Ceramic Fuel Cells announced it has secured the first big order for its energy efficient fuel cells, and there are reports that it expects similar orders in the next 12 months.
Shares in Ceramic rose 10 percent to 21p after it announced the five-year deal with Dutch energy firm and utility partner Nuon, worth between 75-100 million pounds ($147-197 million).
The deal means boilers containing its fuel cell units will start appearing in Dutch homes towards the end of 2009. Nuon will order 50,000 stacks for delivery from June 2009, providing Ceramic meets performance targets.
The deal is contingent on Ceramic Fuel Cells meeting commercial requirements set by Nuon. According to the company they need to improve the durability of the fuel cells, from the current two years to four, to meet Nuon's targets and they are confident this will be met and that production will begin by June 2009.
According to those familiar with the deal, the fuel cell units will be priced at between $3000 and $4000 apiece, and will be used in boilers priced at over $6000 and owned by the power utilities.
It is claimed that the boilers will have a four to five-year payback for the utilities. Analysts speculate that the money saved by utilities through producing electricity in peoples homes, which can be twice as efficient as producing in big power stations and sending it through the grid, will result in the next generation of boilers being given to customers for free.
Before Wednesday, Ceramic Fuel had only received orders for prototypes of its fuel cell units, although rival Ceres got an order for 37,500 units from British Gas owner Centrica in January, for delivery from 2011.
Australia and Europe-based Ceramic Fuel is also developing its fuel cell stacks with E.ON's Powergen, Germany's EWE and Gaz de France, which could result in further orders.

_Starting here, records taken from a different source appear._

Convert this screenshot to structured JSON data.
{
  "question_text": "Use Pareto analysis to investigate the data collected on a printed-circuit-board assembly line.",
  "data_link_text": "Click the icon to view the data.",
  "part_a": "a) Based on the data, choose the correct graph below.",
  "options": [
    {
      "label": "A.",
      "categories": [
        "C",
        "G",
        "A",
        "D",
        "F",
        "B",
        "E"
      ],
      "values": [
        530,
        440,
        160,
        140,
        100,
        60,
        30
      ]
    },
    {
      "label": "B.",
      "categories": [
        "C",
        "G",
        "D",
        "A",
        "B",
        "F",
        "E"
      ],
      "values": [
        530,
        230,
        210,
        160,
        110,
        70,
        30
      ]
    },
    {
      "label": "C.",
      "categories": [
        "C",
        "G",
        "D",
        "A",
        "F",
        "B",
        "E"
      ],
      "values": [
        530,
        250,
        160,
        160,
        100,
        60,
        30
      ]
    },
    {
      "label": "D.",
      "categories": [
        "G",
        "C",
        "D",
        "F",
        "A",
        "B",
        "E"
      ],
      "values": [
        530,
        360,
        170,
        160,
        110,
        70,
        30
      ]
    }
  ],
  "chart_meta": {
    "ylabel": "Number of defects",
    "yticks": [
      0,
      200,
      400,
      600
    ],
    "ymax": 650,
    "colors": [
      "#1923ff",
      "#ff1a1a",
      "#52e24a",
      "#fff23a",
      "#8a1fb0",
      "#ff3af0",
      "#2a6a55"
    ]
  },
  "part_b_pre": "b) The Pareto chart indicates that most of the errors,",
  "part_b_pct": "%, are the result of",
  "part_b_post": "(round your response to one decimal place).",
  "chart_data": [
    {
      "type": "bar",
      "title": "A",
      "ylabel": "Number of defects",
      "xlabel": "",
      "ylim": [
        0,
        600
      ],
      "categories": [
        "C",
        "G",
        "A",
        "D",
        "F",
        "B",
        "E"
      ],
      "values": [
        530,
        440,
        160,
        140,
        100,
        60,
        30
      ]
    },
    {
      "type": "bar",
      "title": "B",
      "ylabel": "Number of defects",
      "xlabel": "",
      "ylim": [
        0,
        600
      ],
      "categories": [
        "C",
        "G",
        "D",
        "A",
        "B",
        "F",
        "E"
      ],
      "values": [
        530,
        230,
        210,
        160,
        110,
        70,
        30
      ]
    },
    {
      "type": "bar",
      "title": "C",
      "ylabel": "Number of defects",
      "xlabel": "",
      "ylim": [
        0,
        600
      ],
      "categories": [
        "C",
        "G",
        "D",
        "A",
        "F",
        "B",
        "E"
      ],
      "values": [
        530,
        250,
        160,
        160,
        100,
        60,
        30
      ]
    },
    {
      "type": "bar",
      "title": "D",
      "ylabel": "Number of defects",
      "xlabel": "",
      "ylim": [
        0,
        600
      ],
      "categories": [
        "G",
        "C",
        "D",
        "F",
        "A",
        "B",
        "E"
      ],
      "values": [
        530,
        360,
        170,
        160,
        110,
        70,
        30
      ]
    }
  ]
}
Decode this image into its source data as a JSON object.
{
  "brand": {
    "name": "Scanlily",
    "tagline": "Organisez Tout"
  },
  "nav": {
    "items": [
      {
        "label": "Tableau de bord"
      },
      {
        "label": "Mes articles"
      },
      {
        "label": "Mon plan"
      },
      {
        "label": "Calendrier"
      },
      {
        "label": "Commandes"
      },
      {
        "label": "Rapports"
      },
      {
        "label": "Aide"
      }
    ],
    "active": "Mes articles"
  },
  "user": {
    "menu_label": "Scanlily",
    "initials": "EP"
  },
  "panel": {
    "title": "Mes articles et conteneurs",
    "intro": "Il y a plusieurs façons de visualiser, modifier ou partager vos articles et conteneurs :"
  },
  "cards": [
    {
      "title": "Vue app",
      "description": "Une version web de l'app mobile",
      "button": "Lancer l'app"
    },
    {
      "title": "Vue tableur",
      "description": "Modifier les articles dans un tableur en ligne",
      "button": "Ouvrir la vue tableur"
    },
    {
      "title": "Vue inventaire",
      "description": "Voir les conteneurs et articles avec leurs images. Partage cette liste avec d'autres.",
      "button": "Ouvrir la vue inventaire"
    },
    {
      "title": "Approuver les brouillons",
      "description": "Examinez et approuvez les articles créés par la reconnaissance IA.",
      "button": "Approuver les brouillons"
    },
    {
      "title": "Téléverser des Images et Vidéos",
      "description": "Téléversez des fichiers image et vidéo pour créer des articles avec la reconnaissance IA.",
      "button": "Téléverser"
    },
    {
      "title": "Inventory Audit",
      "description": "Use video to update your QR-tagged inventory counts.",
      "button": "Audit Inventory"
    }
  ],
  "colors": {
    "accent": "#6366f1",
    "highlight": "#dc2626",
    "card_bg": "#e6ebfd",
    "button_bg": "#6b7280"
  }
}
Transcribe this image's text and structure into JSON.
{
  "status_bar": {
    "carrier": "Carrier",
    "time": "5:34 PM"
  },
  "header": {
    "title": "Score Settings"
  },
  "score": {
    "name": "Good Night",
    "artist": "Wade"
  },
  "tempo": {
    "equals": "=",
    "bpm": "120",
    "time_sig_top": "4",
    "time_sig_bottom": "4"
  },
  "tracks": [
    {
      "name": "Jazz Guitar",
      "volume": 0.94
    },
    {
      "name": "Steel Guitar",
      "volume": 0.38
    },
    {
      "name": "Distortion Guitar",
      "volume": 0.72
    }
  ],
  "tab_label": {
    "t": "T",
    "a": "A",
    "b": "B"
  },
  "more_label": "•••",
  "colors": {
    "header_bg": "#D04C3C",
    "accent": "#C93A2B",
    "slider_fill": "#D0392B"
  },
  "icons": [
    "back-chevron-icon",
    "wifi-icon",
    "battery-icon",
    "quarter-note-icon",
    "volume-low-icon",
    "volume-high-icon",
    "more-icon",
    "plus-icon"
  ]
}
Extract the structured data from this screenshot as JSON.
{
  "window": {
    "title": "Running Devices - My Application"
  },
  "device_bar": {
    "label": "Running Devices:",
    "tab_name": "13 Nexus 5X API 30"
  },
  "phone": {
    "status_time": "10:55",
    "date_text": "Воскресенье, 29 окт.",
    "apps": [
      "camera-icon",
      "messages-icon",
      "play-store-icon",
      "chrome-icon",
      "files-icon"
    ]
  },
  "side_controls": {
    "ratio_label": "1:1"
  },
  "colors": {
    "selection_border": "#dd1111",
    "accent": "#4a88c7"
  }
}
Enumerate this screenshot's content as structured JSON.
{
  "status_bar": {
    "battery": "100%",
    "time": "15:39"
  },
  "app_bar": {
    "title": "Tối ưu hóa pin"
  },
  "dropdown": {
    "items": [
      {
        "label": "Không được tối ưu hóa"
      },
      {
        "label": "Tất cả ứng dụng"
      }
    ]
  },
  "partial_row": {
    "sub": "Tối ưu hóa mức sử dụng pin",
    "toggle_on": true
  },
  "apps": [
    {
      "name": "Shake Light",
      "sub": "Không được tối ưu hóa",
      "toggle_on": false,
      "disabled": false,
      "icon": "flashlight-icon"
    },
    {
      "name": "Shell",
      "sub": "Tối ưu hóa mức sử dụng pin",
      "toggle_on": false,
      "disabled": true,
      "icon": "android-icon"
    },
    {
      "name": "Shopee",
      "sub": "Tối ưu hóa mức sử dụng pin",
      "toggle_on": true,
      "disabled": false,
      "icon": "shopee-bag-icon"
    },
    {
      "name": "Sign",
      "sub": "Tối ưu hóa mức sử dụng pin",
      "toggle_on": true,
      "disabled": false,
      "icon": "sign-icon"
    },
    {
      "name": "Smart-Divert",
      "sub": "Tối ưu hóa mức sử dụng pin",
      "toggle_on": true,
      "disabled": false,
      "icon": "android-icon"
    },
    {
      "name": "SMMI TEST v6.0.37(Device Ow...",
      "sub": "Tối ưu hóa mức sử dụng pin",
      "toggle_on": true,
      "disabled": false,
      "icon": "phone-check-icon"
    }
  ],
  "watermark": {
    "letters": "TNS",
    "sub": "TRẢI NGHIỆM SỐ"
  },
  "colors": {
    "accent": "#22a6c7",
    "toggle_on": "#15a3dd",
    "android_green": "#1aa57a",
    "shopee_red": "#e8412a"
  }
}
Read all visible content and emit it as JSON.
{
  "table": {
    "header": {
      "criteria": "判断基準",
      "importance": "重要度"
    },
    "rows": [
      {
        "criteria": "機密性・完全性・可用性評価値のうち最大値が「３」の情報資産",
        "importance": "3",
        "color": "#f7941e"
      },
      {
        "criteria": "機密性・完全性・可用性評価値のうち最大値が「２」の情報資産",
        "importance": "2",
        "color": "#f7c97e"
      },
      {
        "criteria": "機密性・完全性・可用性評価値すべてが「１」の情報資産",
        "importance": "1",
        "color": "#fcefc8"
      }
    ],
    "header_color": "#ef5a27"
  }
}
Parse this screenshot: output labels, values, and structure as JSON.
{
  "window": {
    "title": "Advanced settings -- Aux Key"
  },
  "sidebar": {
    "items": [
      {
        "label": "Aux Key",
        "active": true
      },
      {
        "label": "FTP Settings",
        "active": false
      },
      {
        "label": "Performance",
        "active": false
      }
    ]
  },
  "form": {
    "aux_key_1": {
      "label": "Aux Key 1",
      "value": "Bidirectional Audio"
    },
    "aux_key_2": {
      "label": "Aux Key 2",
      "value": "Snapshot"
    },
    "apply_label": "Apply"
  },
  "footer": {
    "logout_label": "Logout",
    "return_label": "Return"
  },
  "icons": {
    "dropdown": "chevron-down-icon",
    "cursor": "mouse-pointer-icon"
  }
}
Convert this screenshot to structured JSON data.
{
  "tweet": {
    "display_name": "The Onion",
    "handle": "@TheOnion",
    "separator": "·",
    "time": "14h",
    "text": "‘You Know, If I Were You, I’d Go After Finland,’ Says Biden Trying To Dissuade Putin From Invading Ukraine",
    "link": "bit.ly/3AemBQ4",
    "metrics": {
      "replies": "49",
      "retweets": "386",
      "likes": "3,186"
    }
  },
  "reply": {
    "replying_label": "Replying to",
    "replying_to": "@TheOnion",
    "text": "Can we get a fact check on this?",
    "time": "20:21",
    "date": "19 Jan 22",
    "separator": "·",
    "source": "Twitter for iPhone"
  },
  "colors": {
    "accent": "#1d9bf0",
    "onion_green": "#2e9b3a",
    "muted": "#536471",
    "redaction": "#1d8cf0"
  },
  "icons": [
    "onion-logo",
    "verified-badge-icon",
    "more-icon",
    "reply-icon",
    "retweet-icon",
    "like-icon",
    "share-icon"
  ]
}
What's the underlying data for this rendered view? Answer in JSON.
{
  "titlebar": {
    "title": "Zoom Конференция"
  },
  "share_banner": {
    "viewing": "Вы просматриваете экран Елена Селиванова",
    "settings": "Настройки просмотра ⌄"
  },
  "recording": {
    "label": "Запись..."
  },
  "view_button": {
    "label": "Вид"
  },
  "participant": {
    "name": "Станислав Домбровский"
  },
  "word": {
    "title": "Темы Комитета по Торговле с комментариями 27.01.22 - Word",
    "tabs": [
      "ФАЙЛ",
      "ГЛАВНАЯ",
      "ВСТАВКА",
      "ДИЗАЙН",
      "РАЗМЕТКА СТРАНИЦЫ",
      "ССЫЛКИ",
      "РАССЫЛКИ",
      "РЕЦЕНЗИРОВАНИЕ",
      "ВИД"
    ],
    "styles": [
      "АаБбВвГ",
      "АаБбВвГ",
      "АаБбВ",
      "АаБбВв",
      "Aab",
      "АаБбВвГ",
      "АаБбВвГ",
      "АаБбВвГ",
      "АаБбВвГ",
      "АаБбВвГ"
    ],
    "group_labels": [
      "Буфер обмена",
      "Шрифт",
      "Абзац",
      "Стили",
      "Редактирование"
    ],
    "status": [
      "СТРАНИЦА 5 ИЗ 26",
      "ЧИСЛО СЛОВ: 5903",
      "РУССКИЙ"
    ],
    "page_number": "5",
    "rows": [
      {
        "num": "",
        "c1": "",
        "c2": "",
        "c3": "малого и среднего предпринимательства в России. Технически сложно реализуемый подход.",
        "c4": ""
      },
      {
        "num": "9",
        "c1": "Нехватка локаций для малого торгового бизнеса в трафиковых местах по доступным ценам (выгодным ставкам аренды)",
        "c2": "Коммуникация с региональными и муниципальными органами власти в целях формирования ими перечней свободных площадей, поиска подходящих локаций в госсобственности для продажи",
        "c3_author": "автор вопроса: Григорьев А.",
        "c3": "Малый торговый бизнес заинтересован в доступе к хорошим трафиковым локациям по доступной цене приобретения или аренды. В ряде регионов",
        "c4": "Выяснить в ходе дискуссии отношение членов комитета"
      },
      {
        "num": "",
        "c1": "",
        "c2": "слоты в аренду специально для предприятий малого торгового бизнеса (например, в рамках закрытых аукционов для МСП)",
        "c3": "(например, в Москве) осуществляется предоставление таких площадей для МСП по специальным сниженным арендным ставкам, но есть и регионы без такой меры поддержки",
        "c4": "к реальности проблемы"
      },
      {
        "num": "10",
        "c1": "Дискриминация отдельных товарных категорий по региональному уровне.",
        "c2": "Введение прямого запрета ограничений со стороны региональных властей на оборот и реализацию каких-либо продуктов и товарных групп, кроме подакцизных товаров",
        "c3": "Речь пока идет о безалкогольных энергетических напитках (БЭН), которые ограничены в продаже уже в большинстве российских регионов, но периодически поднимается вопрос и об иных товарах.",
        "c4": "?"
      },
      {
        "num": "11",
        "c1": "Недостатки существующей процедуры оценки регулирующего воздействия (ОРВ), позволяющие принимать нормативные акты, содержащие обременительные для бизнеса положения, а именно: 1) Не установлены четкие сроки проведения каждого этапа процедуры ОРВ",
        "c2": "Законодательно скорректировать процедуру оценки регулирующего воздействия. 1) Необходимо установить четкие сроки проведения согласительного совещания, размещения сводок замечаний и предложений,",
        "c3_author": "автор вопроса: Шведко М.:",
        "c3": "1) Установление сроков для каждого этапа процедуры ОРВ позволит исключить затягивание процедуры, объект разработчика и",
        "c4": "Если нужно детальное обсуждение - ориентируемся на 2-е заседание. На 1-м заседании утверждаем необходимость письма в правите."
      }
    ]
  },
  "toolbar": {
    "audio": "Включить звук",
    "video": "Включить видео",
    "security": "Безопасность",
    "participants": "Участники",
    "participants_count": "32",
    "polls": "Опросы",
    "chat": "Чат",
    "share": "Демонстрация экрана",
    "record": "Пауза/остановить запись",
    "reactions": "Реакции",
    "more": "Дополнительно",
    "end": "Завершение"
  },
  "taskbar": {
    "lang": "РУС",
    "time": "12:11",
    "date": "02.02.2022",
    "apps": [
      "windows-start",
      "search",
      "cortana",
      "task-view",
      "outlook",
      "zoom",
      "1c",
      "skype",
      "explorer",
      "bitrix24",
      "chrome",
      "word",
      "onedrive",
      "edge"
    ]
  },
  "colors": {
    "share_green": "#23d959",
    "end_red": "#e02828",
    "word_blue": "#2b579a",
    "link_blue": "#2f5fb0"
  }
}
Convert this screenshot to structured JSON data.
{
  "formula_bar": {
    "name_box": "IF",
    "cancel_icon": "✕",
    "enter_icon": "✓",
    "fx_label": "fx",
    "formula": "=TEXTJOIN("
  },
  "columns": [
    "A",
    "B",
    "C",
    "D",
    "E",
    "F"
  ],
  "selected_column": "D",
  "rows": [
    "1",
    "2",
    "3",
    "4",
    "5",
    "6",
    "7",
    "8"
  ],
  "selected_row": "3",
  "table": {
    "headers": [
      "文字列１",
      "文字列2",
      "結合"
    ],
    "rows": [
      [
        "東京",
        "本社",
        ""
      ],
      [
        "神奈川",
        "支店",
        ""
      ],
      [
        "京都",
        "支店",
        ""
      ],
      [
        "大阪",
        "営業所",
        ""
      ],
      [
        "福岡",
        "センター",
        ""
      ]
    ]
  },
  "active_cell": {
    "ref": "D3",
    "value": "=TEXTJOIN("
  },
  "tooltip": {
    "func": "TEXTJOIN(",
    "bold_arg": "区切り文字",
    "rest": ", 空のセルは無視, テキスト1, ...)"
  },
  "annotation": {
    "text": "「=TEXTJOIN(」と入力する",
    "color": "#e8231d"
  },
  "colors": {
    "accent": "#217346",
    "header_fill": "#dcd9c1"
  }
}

Ceramic Fuel also announced the construction of a €12.4 million factory in Heinsberg, Germany, with an initial production capacity of 10,000 units per year.